Nathan Wilson | Reporter
The payoff is in the fine print
Booking companies scrambled to be among the first to release mobile sports betting apps in Louisiana since state law authorized the new medium as of Friday, Jan. 28. Along with developing apps to cater to the desire of state residents to bet on the outcomes of sports competitions, many companies also used used creative incentives to draw users to their platform.
Companies like Caesar’s Sportsbook and Draft Kings are offering monetary incentives to new users who download their apps, but it pays to read the fine print.
An ad by Draft Kings Sportsbook promoting a bonus deposit of up to $1,000 for Louisiana customers through Feb. 27. This windfall is only available to new users, however, and they will need to deposit at least $5,000 to claim the full value; the incentive is only awarded at a rate of 20 percent of the user’s initial deposit.

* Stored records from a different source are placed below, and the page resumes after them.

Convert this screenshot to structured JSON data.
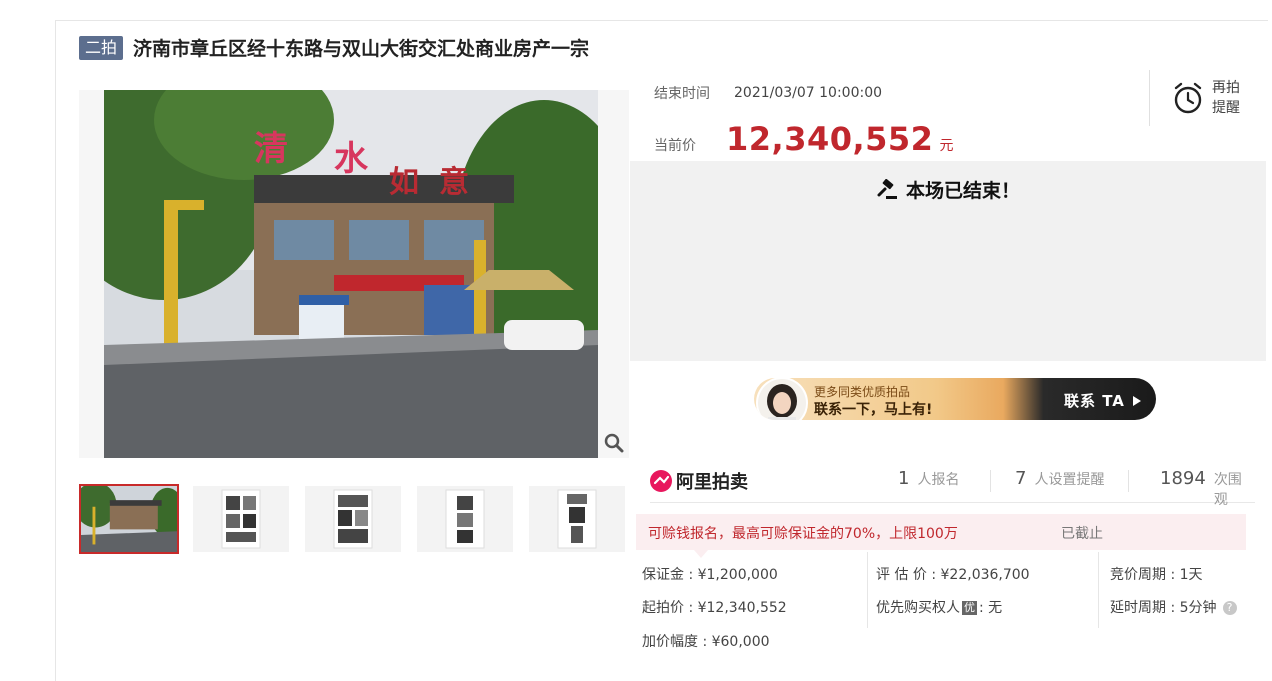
{
  "header": {
    "round_badge": "二拍",
    "title": "济南市章丘区经十东路与双山大街交汇处商业房产一宗"
  },
  "auction": {
    "end_time_label": "结束时间",
    "end_time": "2021/03/07 10:00:00",
    "current_price_label": "当前价",
    "current_price": "12,340,552",
    "price_unit": "元",
    "remind_line1": "再拍",
    "remind_line2": "提醒",
    "ended_message": "本场已结束！"
  },
  "promo": {
    "line1": "更多同类优质拍品",
    "line2": "联系一下，马上有!",
    "cta": "联系 TA"
  },
  "stats": {
    "brand": "阿里拍卖",
    "signups_num": "1",
    "signups_unit": "人报名",
    "reminders_num": "7",
    "reminders_unit": "人设置提醒",
    "views_num": "1894",
    "views_unit": "次围观"
  },
  "refund": {
    "text": "可赊钱报名，最高可赊保证金的70%，上限100万",
    "status": "已截止"
  },
  "details": {
    "deposit": "保证金 : ¥1,200,000",
    "start_price": "起拍价 : ¥12,340,552",
    "increment": "加价幅度 : ¥60,000",
    "appraisal": "评 估 价 : ¥22,036,700",
    "priority_label": "优先购买权人",
    "priority_badge": "优",
    "priority_value": ": 无",
    "bid_cycle": "竞价周期 : 1天",
    "delay_cycle": "延时周期 : 5分钟",
    "help_glyph": "?"
  },
  "colors": {
    "price_red": "#c0272d",
    "badge_blue": "#5c6e8e",
    "thumb_active_border": "#c82a2a"
  },
  "icons": {
    "zoom": "magnifier-icon",
    "remind": "alarm-clock-icon",
    "ended": "gavel-icon",
    "brand": "ali-auction-logo",
    "cta_arrow": "triangle-right-icon",
    "help": "question-circle-icon"
  }
}
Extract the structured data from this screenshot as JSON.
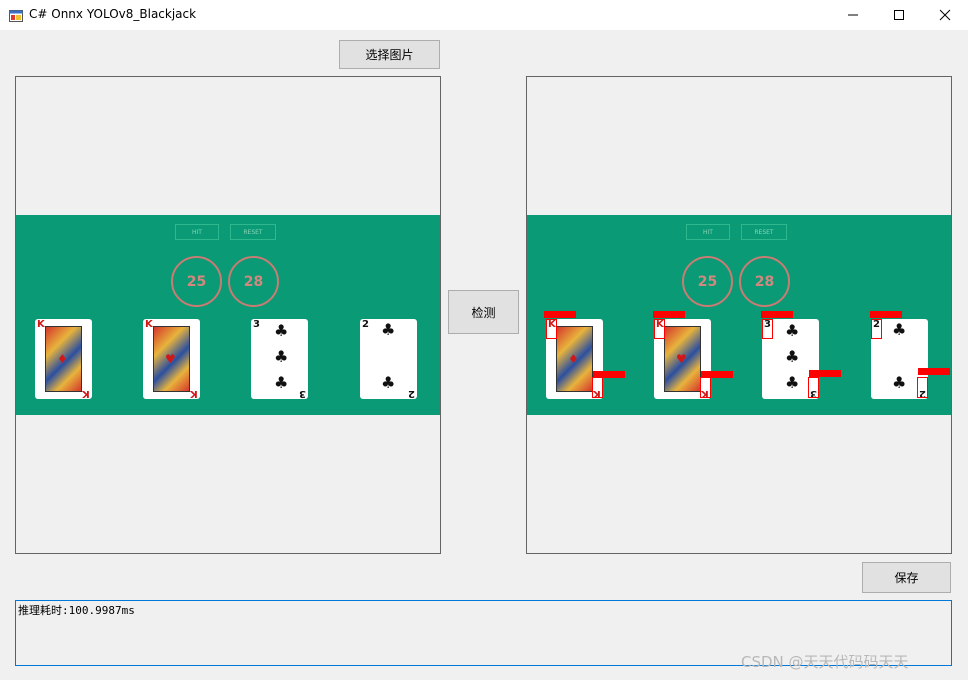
{
  "window": {
    "title": "C# Onnx YOLOv8_Blackjack",
    "icon": "app-window-icon"
  },
  "toolbar": {
    "select_image_label": "选择图片",
    "detect_label": "检测",
    "save_label": "保存"
  },
  "game": {
    "hit_label": "HIT",
    "reset_label": "RESET",
    "scores": [
      "25",
      "28"
    ],
    "cards": [
      {
        "rank": "K",
        "suit": "♦",
        "color": "red"
      },
      {
        "rank": "K",
        "suit": "♥",
        "color": "red"
      },
      {
        "rank": "3",
        "suit": "♣",
        "color": "black"
      },
      {
        "rank": "2",
        "suit": "♣",
        "color": "black"
      }
    ],
    "table_color": "#0a9a75",
    "detection_box_color": "#ff0000"
  },
  "log": {
    "text": "推理耗时:100.9987ms"
  },
  "watermark": "CSDN @天天代码码天天"
}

Other incentives provide strict rules as to how the bonuses, typically awarded in the form of free bets, can be used and under what conditions they are awarded.
This pattern of high-value incentives is a fairly typical customer acquisition strategy employed by businesses ranging from telecom providers offering phones with a service contract to timeshare purveyors promising vacation deals to anyone willing to attend their marketing session.
The reasoning behind such generous offers is that the relationship that the customer forms with the company brand, and the ensuing sales over the lifetime of the relationship, will more than offset their upfront expense.
For sports booking companies, the incentives are structured to entice customers to download their app, add funds to their account, and ultimately go from sports fans to sports bettors.
Promotional offers typically become especially competitive during periods when new customers suddenly become available. Now with more than a dozen mobile sports betting licenses granted as of the Jan. 28 opening day and a total of only 20 available licenses, sports booking companies are engaged in a fierce fight over sports spectators in the Louisiana market.